▶ **TASK TO CARRY OUT**
Scan the data beneath this task and copy each line that includes "icon".

(Records from a dataset)
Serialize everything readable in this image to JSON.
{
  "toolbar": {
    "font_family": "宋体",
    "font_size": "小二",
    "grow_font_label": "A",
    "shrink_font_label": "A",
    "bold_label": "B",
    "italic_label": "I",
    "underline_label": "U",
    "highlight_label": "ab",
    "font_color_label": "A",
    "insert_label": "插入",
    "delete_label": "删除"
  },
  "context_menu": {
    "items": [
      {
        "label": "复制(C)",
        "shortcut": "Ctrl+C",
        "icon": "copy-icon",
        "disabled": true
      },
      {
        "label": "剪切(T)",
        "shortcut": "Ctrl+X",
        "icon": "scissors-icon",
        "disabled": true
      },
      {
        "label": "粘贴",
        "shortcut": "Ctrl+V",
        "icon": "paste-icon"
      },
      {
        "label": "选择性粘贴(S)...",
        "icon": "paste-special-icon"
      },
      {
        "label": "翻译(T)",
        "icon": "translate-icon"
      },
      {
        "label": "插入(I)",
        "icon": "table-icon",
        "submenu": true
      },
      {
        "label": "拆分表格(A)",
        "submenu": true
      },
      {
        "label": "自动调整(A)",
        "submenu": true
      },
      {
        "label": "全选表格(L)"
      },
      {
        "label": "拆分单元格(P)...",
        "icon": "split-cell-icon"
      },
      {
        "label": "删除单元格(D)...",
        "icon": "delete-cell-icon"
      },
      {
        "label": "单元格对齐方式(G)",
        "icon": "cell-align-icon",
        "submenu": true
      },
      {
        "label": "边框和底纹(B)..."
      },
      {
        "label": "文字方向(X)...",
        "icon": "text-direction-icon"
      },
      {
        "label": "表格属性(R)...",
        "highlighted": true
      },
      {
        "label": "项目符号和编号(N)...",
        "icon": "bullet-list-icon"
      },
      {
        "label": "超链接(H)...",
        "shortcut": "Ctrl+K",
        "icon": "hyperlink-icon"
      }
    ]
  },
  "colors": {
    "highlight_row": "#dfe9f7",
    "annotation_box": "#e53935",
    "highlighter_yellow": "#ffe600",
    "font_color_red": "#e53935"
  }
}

▶ **EXERCISE OUTPUT**
        "icon": "copy-icon",
        "icon": "scissors-icon",
        "icon": "paste-icon"
        "icon": "paste-special-icon"
        "icon": "translate-icon"
        "icon": "table-icon",
        "icon": "split-cell-icon"
        "icon": "delete-cell-icon"
        "icon": "cell-align-icon",
        "icon": "text-direction-icon"
        "icon": "bullet-list-icon"
        "icon": "hyperlink-icon"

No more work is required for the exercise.